    I see these very fundamental biological sensations as the primary information, which do fuel more complex rational concepts but are mainly nonrational/experiential, and the degree to which they please us is what makes them virtues or not. And then the decision process for action, which is rational, is based on that hedonic calculus.

    Organizing it this way is certainly my own philosophy, c/w personal experience-- and when I read Epicurus on it, I feel agreement with him. But it's possible his philosophy differs from my personal experience!

  • the closest term I can come up with besides prolepses is "innate mental senses"-- senses very similar to vision which are more like what in English we call feelings (here we restrict that to pain and pleasure, but I think you know what I mean)!

    I have always noticed this, but it was hard to find people who understood what I was saying-- either because I am not explaining myself clearly or because my brain is doing things differently, lol. Always possible. Although I use a lot of words and concepts in communication, my internal experience is not very verbal or conceptual, and that might be unusual.

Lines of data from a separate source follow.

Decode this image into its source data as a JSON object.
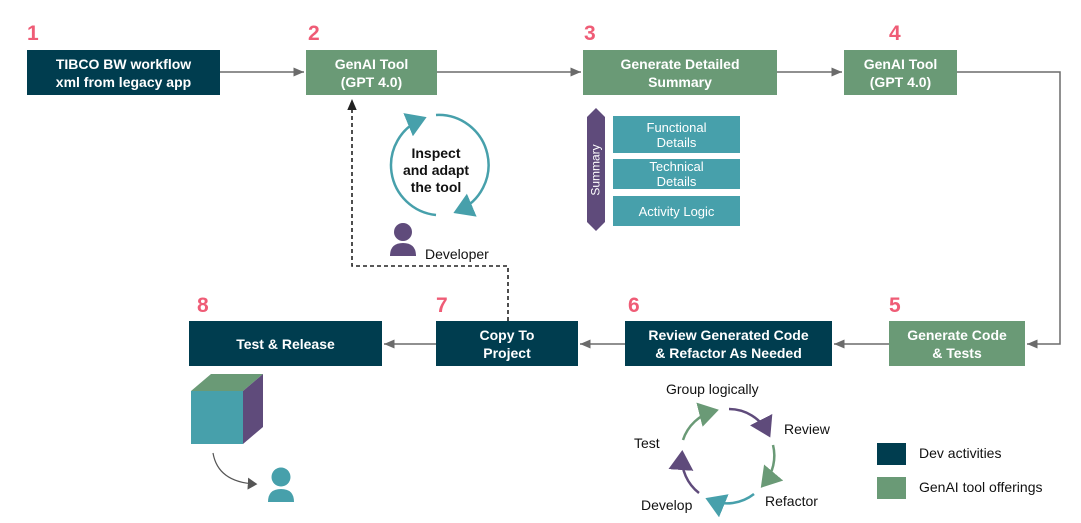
{
  "steps": [
    {
      "number": "1",
      "label": "TIBCO BW workflow\nxml from legacy app",
      "type": "dev"
    },
    {
      "number": "2",
      "label": "GenAI Tool\n(GPT 4.0)",
      "type": "genai"
    },
    {
      "number": "3",
      "label": "Generate Detailed\nSummary",
      "type": "genai"
    },
    {
      "number": "4",
      "label": "GenAI Tool\n(GPT 4.0)",
      "type": "genai"
    },
    {
      "number": "5",
      "label": "Generate Code\n& Tests",
      "type": "genai"
    },
    {
      "number": "6",
      "label": "Review Generated Code\n& Refactor As Needed",
      "type": "dev"
    },
    {
      "number": "7",
      "label": "Copy To\nProject",
      "type": "dev"
    },
    {
      "number": "8",
      "label": "Test & Release",
      "type": "dev"
    }
  ],
  "summary": {
    "side_label": "Summary",
    "items": [
      "Functional\nDetails",
      "Technical\nDetails",
      "Activity Logic"
    ]
  },
  "inspect_cycle": {
    "text_line1": "Inspect",
    "text_line2": "and adapt",
    "text_line3": "the tool",
    "actor": "Developer"
  },
  "dev_cycle": {
    "stages": [
      "Group logically",
      "Review",
      "Refactor",
      "Develop",
      "Test"
    ]
  },
  "legend": [
    {
      "label": "Dev activities",
      "color": "#003d4f"
    },
    {
      "label": "GenAI tool offerings",
      "color": "#6a9a76"
    }
  ],
  "colors": {
    "dev": "#003d4f",
    "genai": "#6a9a76",
    "number": "#ef5c76",
    "teal": "#47a0ab",
    "purple": "#5f4b7b"
  }
}
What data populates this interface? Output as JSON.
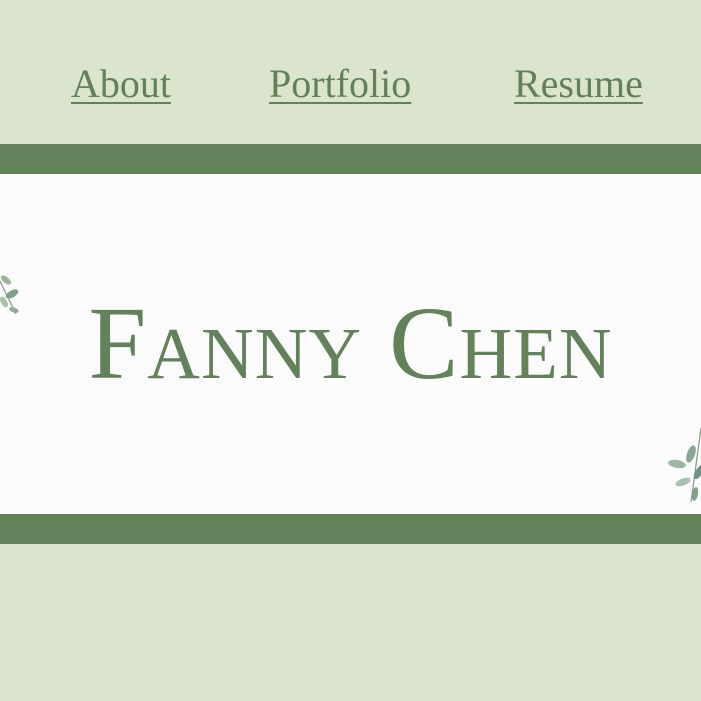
{
  "nav": {
    "about_label": "About",
    "portfolio_label": "Portfolio",
    "resume_label": "Resume"
  },
  "hero": {
    "name": "Fanny Chen",
    "decorations": [
      "eucalyptus-leaf-icon",
      "eucalyptus-leaf-icon"
    ]
  },
  "colors": {
    "background": "#dbe5cd",
    "accent_green": "#62825a",
    "hero_background": "#fbfbfb"
  }
}
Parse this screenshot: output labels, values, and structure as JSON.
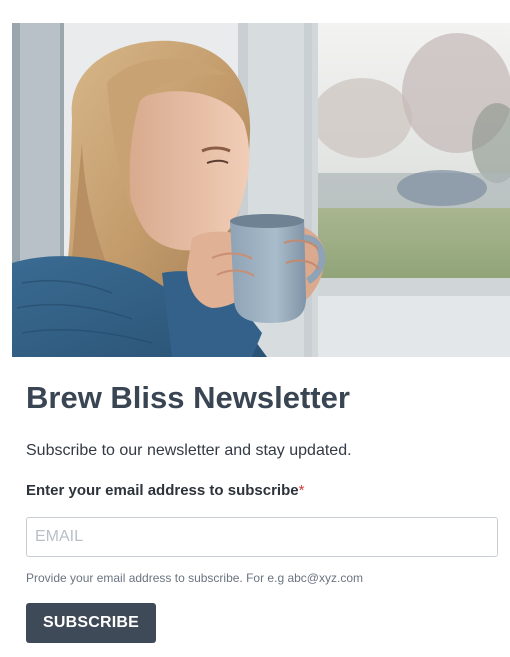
{
  "hero": {
    "image_name": "woman-drinking-coffee-by-window-photo"
  },
  "newsletter": {
    "title": "Brew Bliss Newsletter",
    "subtitle": "Subscribe to our newsletter and stay updated.",
    "field_label": "Enter your email address to subscribe",
    "required_mark": "*",
    "email_placeholder": "EMAIL",
    "email_value": "",
    "help_text": "Provide your email address to subscribe. For e.g abc@xyz.com",
    "button_label": "SUBSCRIBE"
  },
  "colors": {
    "title": "#3a4553",
    "button_bg": "#3f4a58",
    "button_text": "#ffffff",
    "required": "#d83b3b",
    "input_border": "#c9ced4",
    "placeholder": "#b9c0c8"
  }
}
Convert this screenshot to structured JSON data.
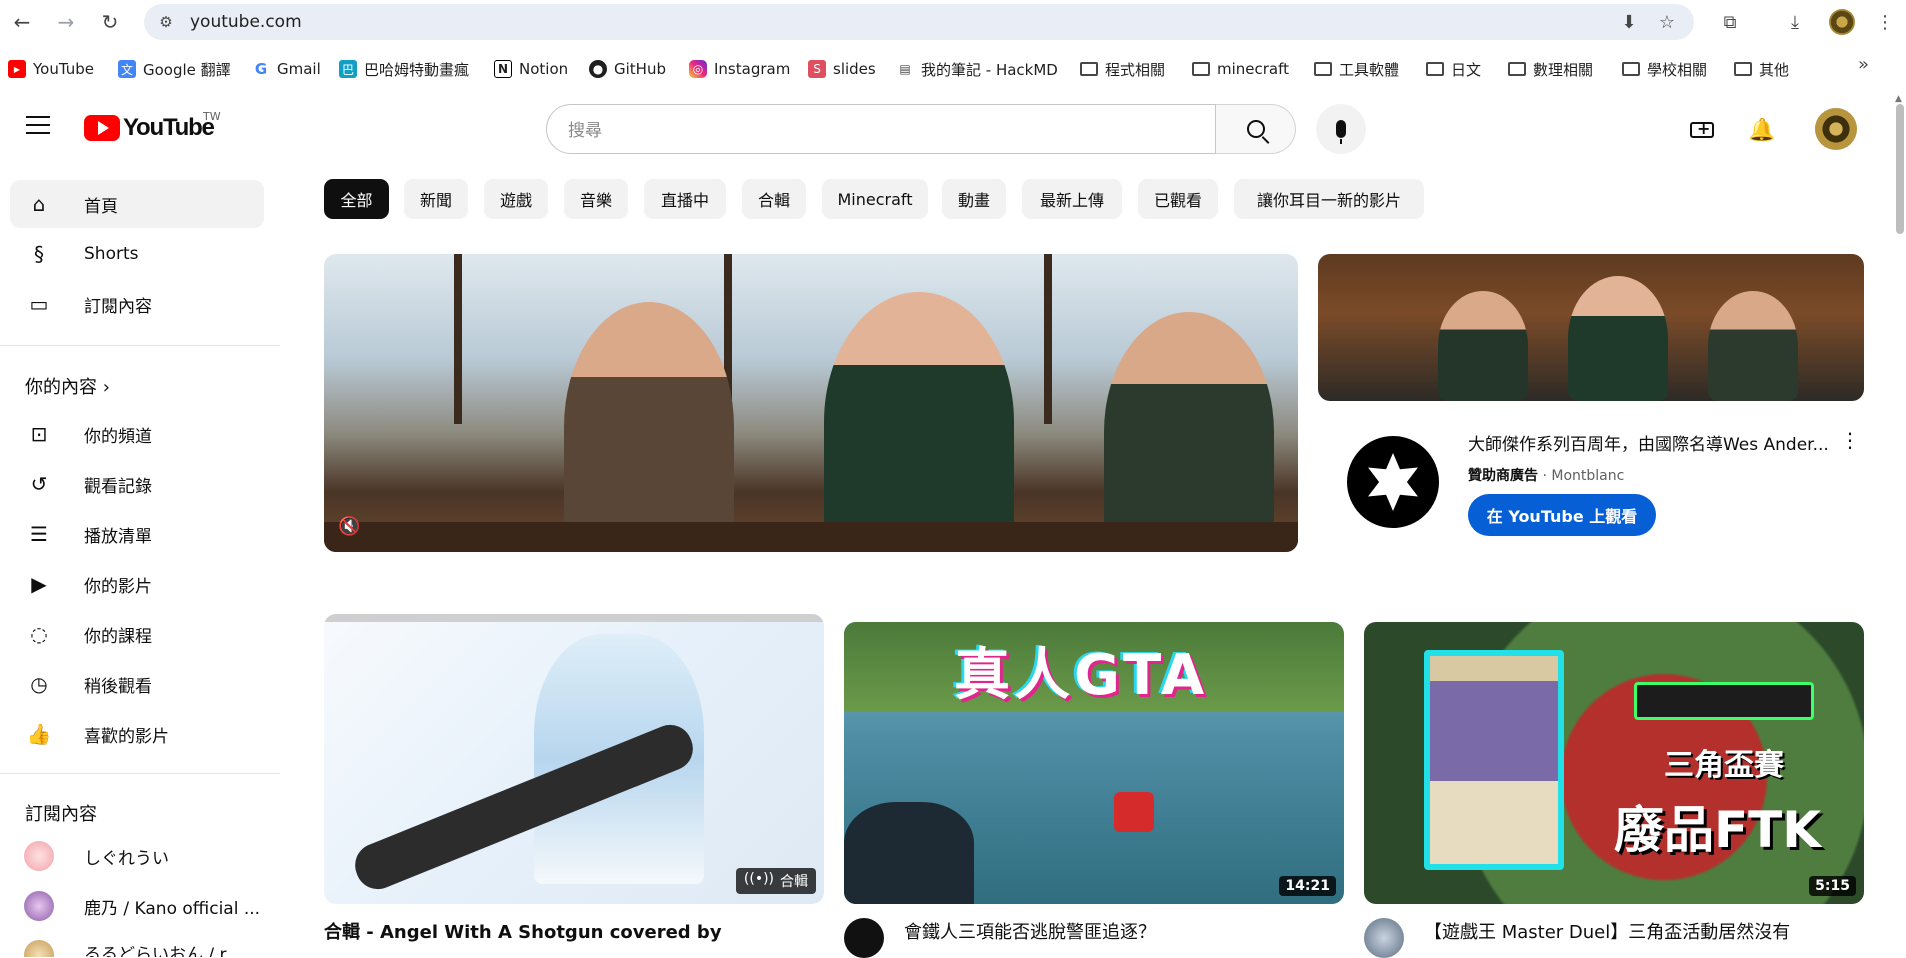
{
  "browser": {
    "url": "youtube.com",
    "bookmarks": [
      {
        "label": "YouTube",
        "icon": "youtube-icon"
      },
      {
        "label": "Google 翻譯",
        "icon": "google-translate-icon"
      },
      {
        "label": "Gmail",
        "icon": "google-icon"
      },
      {
        "label": "巴哈姆特動畫瘋",
        "icon": "bahamut-icon"
      },
      {
        "label": "Notion",
        "icon": "notion-icon"
      },
      {
        "label": "GitHub",
        "icon": "github-icon"
      },
      {
        "label": "Instagram",
        "icon": "instagram-icon"
      },
      {
        "label": "slides",
        "icon": "slides-icon"
      },
      {
        "label": "我的筆記 - HackMD",
        "icon": "document-icon"
      },
      {
        "label": "程式相關",
        "icon": "folder-icon"
      },
      {
        "label": "minecraft",
        "icon": "folder-icon"
      },
      {
        "label": "工具軟體",
        "icon": "folder-icon"
      },
      {
        "label": "日文",
        "icon": "folder-icon"
      },
      {
        "label": "數理相關",
        "icon": "folder-icon"
      },
      {
        "label": "學校相關",
        "icon": "folder-icon"
      },
      {
        "label": "其他",
        "icon": "folder-icon"
      }
    ],
    "more_glyph": "»"
  },
  "masthead": {
    "logo_text": "YouTube",
    "region": "TW",
    "search_placeholder": "搜尋"
  },
  "sidebar": {
    "main": [
      {
        "label": "首頁",
        "icon": "home-icon",
        "active": true
      },
      {
        "label": "Shorts",
        "icon": "shorts-icon"
      },
      {
        "label": "訂閱內容",
        "icon": "subscriptions-icon"
      }
    ],
    "you_heading": "你的內容",
    "you": [
      {
        "label": "你的頻道",
        "icon": "channel-icon"
      },
      {
        "label": "觀看記錄",
        "icon": "history-icon"
      },
      {
        "label": "播放清單",
        "icon": "playlist-icon"
      },
      {
        "label": "你的影片",
        "icon": "your-videos-icon"
      },
      {
        "label": "你的課程",
        "icon": "courses-icon"
      },
      {
        "label": "稍後觀看",
        "icon": "watch-later-icon"
      },
      {
        "label": "喜歡的影片",
        "icon": "liked-icon"
      }
    ],
    "subs_heading": "訂閱內容",
    "subs": [
      {
        "label": "しぐれうい"
      },
      {
        "label": "鹿乃 / Kano official ..."
      },
      {
        "label": "るるどらいおん / r"
      }
    ]
  },
  "chips": [
    "全部",
    "新聞",
    "遊戲",
    "音樂",
    "直播中",
    "合輯",
    "Minecraft",
    "動畫",
    "最新上傳",
    "已觀看",
    "讓你耳目一新的影片"
  ],
  "ad": {
    "title": "大師傑作系列百周年，由國際名導Wes Ander...",
    "sponsored": "贊助商廣告",
    "separator": "·",
    "advertiser": "Montblanc",
    "cta": "在 YouTube 上觀看"
  },
  "videos": [
    {
      "title": "合輯 - Angel With A Shotgun covered by",
      "badge": "合輯",
      "badge_icon": "broadcast-icon"
    },
    {
      "title": "會鐵人三項能否逃脫警匪追逐？",
      "duration": "14:21",
      "overlay_text": "真人GTA"
    },
    {
      "title": "【遊戲王 Master Duel】三角盃活動居然沒有",
      "duration": "5:15",
      "overlay_text_1": "三角盃賽",
      "overlay_text_2": "廢品FTK"
    }
  ],
  "colors": {
    "accent_red": "#ff0000",
    "cta_blue": "#065fd4",
    "chip_bg": "#f2f2f2",
    "chip_active_bg": "#0f0f0f"
  }
}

    But when I read Epicurus, I had this sensation we were on the same page. And I was thrilled that he had figured this out before modern developmental and game theory research, just as he correctly predicted atoms and other phenomena.

    I am trusting my senses-- in this case, my mental sensations-- on how things work, along with research that at least supports and doesn't contradict my senses.

  • Here's another one-- "honesty "-- fundamentally not a concept. It's a sensation of things matching up-- what you experience and what you express. There is no way I can imagine being able to learn that sense-- it would be like saying we aren't born being able to taste sweet.

    The learning part is that after tasting sugar, fruit, etc, next time we see these things we will expect the sweet taste. We aren't born with the taste itself but the sense to taste it.

    Same with honesty-- we aren't born with a concept or experience, but we have the mental apparatus to "know" when things are matching up. Then we learn the word for it, and the ideas people have built up.

    Even though I know the concepts around honesty, I still experience the act of being honest as a rapid, intuitive nonverbal sensation.

  • I think dishonesty is learned though!

    I say this just as an interesting thing I've observed with my daughter - I'm not trying to make any point related to this discussion of Justice.

    Do you agree?

    Edit:. After I wrote this, I realized that we're probably not thinking of the same thing when we use these words, and that is the root of much of the seeming disagreement.

    When you say honesty or Justice, you mean feelings, but when I use those words, I'm thinking of concepts.